Journal of the Japanese and International Economies. Wealth variables can also more vividly illustrate salient variations in the well-being of groups in stratified societies. Cities have specialized differentiation of work where people are craftsmen, soldiers etc and wealth is not equally distributed, creating social hierarchy and distinction Cities are places favoured by a source of income-trade, intensive agriculture and possibility of surplus food, a physical resource like a metal, a geomorphic source, or a human resource. Small towns have enough basic services that people don't have to always leave this settlement in order to fulfill their basic needs. This meant that many people had to live in rural areas, close to a fresh food supply.
Weber held there are more class divisions than Marx suggested, taking different concepts from both and theories to create his own system. Population growth triggered a need for cohesion, resource surplus, distribution and regulations of surplus implicating widespread population trade networks. However, such growth does not generate sufficient employment to compensate for the loss of traditional manufacturing and goods-handling activities. While many such variables cut across time and place, the relative placed on each variable and specific combinations of these variables will differ from place to place over time. For example, members associated with a particular race may be assigned a , a form of oppression in which the majority refuses to grant basic to a minority that are granted to other members of the society.
As you can imagine back in the 1800's, food was a hard thing to keep fresh due to the lack of formal refrigeration.

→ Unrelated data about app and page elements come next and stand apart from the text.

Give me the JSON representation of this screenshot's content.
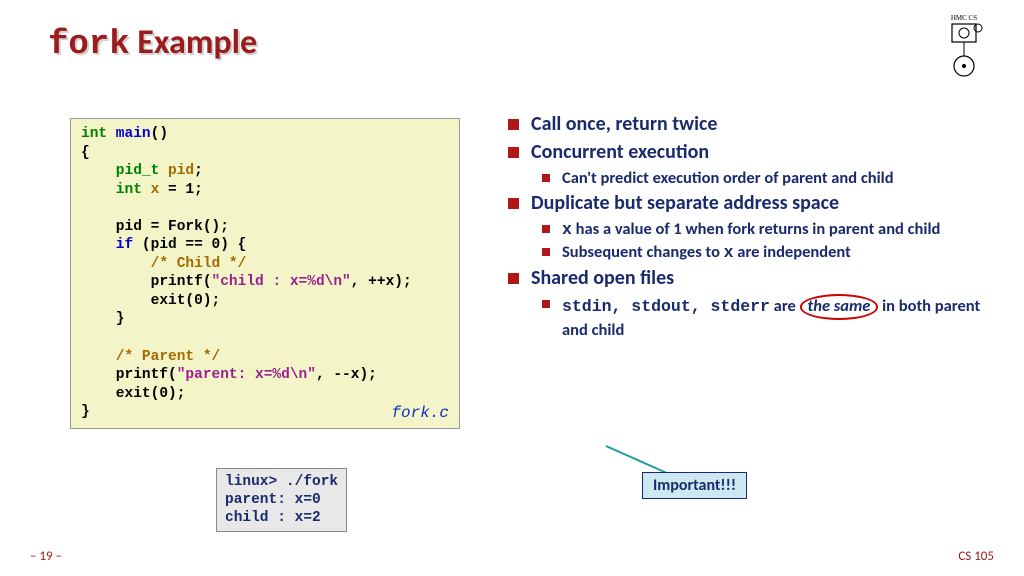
{
  "title_mono": "fork",
  "title_rest": " Example",
  "logo_label": "HMC CS",
  "code": {
    "l1a": "int",
    "l1b": " main",
    "l1c": "()",
    "l2": "{",
    "l3a": "    pid_t",
    "l3b": " pid",
    "l3c": ";",
    "l4a": "    int",
    "l4b": " x",
    "l4c": " = 1;",
    "l5": " ",
    "l6": "    pid = Fork();",
    "l7a": "    if",
    "l7b": " (pid == 0) {",
    "l8": "        /* Child */",
    "l9a": "        printf(",
    "l9b": "\"child : x=%d\\n\"",
    "l9c": ", ++x);",
    "l10": "        exit(0);",
    "l11": "    }",
    "l12": " ",
    "l13": "    /* Parent */",
    "l14a": "    printf(",
    "l14b": "\"parent: x=%d\\n\"",
    "l14c": ", --x);",
    "l15": "    exit(0);",
    "l16": "}",
    "filename": "fork.c"
  },
  "term": {
    "l1": "linux> ./fork",
    "l2": "parent: x=0",
    "l3": "child : x=2"
  },
  "bullets": {
    "b1": "Call once, return twice",
    "b2": "Concurrent execution",
    "b2a": "Can't predict execution order of parent and child",
    "b3": "Duplicate but separate address space",
    "b3a_pre": "x",
    "b3a_post": " has a value of 1 when fork returns in parent and child",
    "b3b_pre": "Subsequent changes to ",
    "b3b_mono": "x",
    "b3b_post": " are independent",
    "b4": "Shared open files",
    "b4a_mono": "stdin, stdout, stderr",
    "b4a_mid": " are ",
    "b4a_circ": "the same",
    "b4a_post": " in both parent and child"
  },
  "callout": "Important!!!",
  "pagenum": "– 19 –",
  "course": "CS 105"
}
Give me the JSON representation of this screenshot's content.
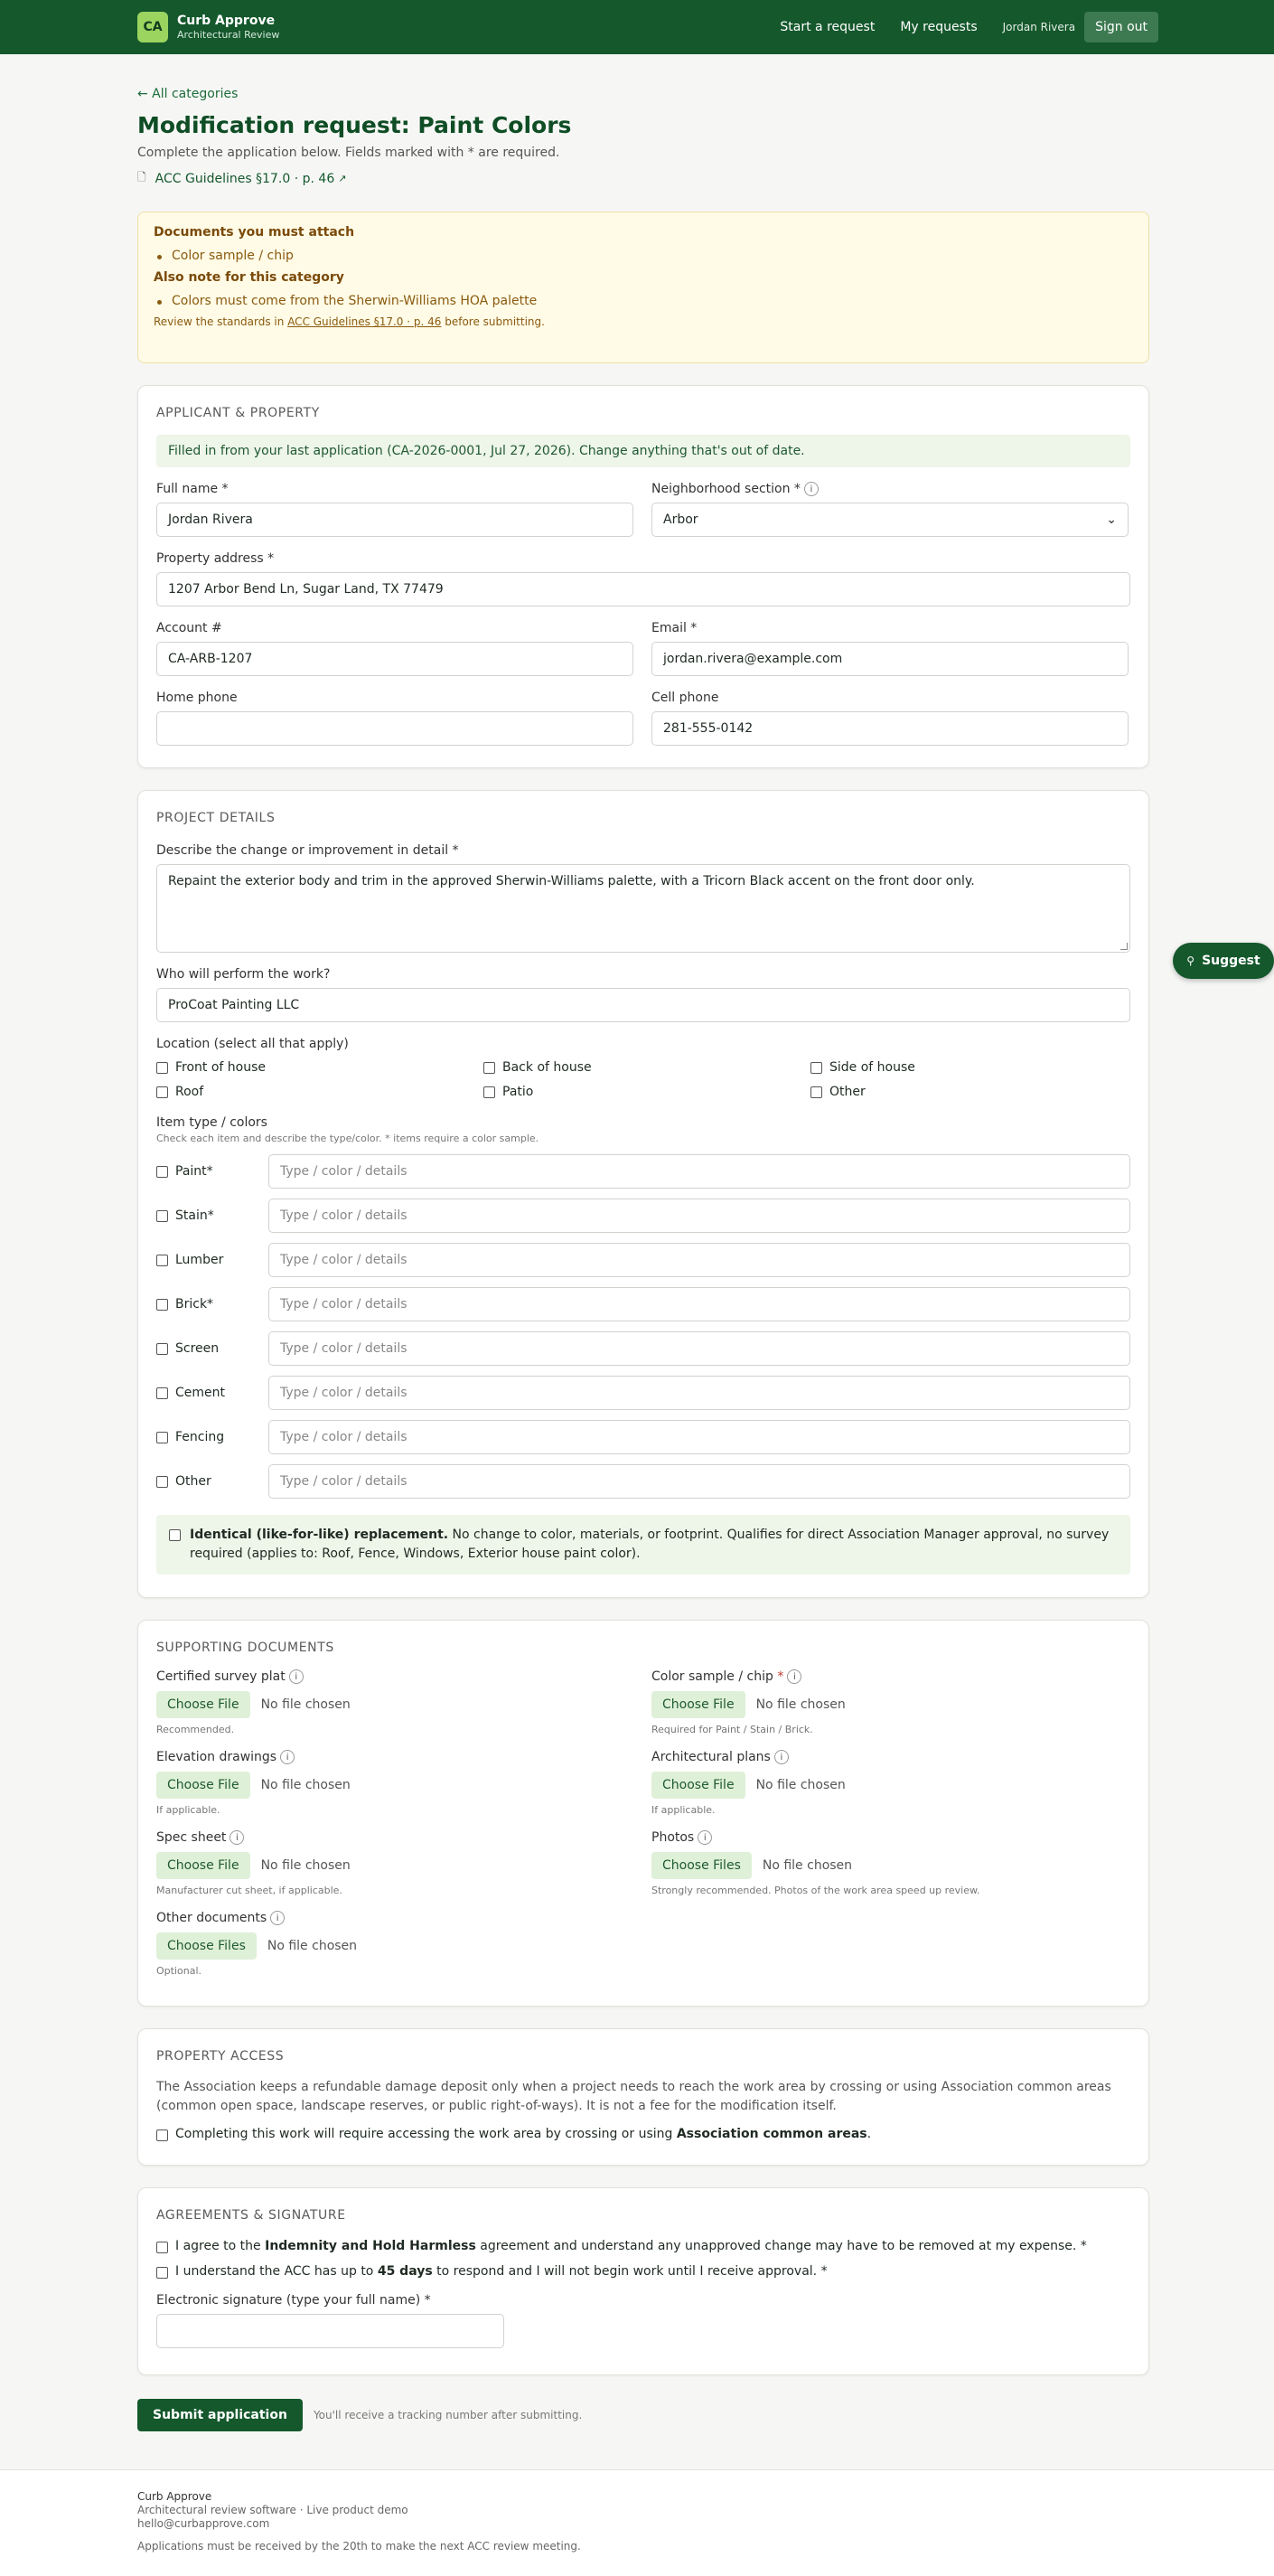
{
  "app": {
    "logo": "CA",
    "name": "Curb Approve",
    "tagline": "Architectural Review"
  },
  "nav": {
    "start": "Start a request",
    "my_requests": "My requests",
    "user": "Jordan Rivera",
    "signout": "Sign out"
  },
  "header": {
    "back": "← All categories",
    "title": "Modification request: Paint Colors",
    "subtitle": "Complete the application below. Fields marked with * are required.",
    "guideline": "ACC Guidelines §17.0 · p. 46"
  },
  "notice": {
    "docs_title": "Documents you must attach",
    "docs": [
      "Color sample / chip"
    ],
    "note_title": "Also note for this category",
    "notes": [
      "Colors must come from the Sherwin-Williams HOA palette"
    ],
    "review_pre": "Review the standards in ",
    "review_link": "ACC Guidelines §17.0 · p. 46",
    "review_post": " before submitting."
  },
  "applicant": {
    "heading": "Applicant & Property",
    "prefill": "Filled in from your last application (CA-2026-0001, Jul 27, 2026). Change anything that's out of date.",
    "full_name_label": "Full name *",
    "full_name": "Jordan Rivera",
    "section_label": "Neighborhood section *",
    "section": "Arbor",
    "address_label": "Property address *",
    "address": "1207 Arbor Bend Ln, Sugar Land, TX 77479",
    "account_label": "Account #",
    "account": "CA-ARB-1207",
    "email_label": "Email *",
    "email": "jordan.rivera@example.com",
    "home_phone_label": "Home phone",
    "home_phone": "",
    "cell_phone_label": "Cell phone",
    "cell_phone": "281-555-0142"
  },
  "project": {
    "heading": "Project Details",
    "describe_label": "Describe the change or improvement in detail *",
    "describe": "Repaint the exterior body and trim in the approved Sherwin-Williams palette, with a Tricorn Black accent on the front door only.",
    "performer_label": "Who will perform the work?",
    "performer": "ProCoat Painting LLC",
    "location_label": "Location (select all that apply)",
    "locations": [
      "Front of house",
      "Back of house",
      "Side of house",
      "Roof",
      "Patio",
      "Other"
    ],
    "itemtype_label": "Item type / colors",
    "itemtype_hint": "Check each item and describe the type/color. * items require a color sample.",
    "item_placeholder": "Type / color / details",
    "items": [
      "Paint*",
      "Stain*",
      "Lumber",
      "Brick*",
      "Screen",
      "Cement",
      "Fencing",
      "Other"
    ],
    "identical_bold": "Identical (like-for-like) replacement.",
    "identical_text": " No change to color, materials, or footprint. Qualifies for direct Association Manager approval, no survey required (applies to: Roof, Fence, Windows, Exterior house paint color)."
  },
  "documents": {
    "heading": "Supporting Documents",
    "no_file": "No file chosen",
    "items": [
      {
        "label": "Certified survey plat",
        "required": "",
        "button": "Choose File",
        "note": "Recommended."
      },
      {
        "label": "Color sample / chip",
        "required": "*",
        "button": "Choose File",
        "note": "Required for Paint / Stain / Brick."
      },
      {
        "label": "Elevation drawings",
        "required": "",
        "button": "Choose File",
        "note": "If applicable."
      },
      {
        "label": "Architectural plans",
        "required": "",
        "button": "Choose File",
        "note": "If applicable."
      },
      {
        "label": "Spec sheet",
        "required": "",
        "button": "Choose File",
        "note": "Manufacturer cut sheet, if applicable."
      },
      {
        "label": "Photos",
        "required": "",
        "button": "Choose Files",
        "note": "Strongly recommended. Photos of the work area speed up review."
      },
      {
        "label": "Other documents",
        "required": "",
        "button": "Choose Files",
        "note": "Optional."
      }
    ]
  },
  "access": {
    "heading": "Property Access",
    "text": "The Association keeps a refundable damage deposit only when a project needs to reach the work area by crossing or using Association common areas (common open space, landscape reserves, or public right-of-ways). It is not a fee for the modification itself.",
    "check_pre": "Completing this work will require accessing the work area by crossing or using ",
    "check_bold": "Association common areas",
    "check_post": "."
  },
  "agreements": {
    "heading": "Agreements & Signature",
    "a1_pre": "I agree to the ",
    "a1_bold": "Indemnity and Hold Harmless",
    "a1_post": " agreement and understand any unapproved change may have to be removed at my expense. *",
    "a2_pre": "I understand the ACC has up to ",
    "a2_bold": "45 days",
    "a2_post": " to respond and I will not begin work until I receive approval. *",
    "signature_label": "Electronic signature (type your full name) *"
  },
  "submit": {
    "button": "Submit application",
    "note": "You'll receive a tracking number after submitting."
  },
  "footer": {
    "name": "Curb Approve",
    "line1": "Architectural review software · Live product demo",
    "email": "hello@curbapprove.com",
    "deadline": "Applications must be received by the 20th to make the next ACC review meeting."
  },
  "suggest": {
    "label": "Suggest"
  }
}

Most high-income jobs are difficult and require a high level of education to perform, and their compensation is a motivator in society for people to strive to achieve more. They are the locations of the major hub airports and the high-speed train stations; they also are hubs for commuter traffic. The concept of urban entities predates recorded history. Research in Social Stratification and Mobility. The predicted distribution based on Zipf's law and the actual distribution are virtually identical. The last represents a particular problem of deindustrialization that is highly localized in certain parts of Europe, especially the coalfield belt from northern and midland England through Wallonia, Lorraine, the Ruhr valley, and upper Silesia.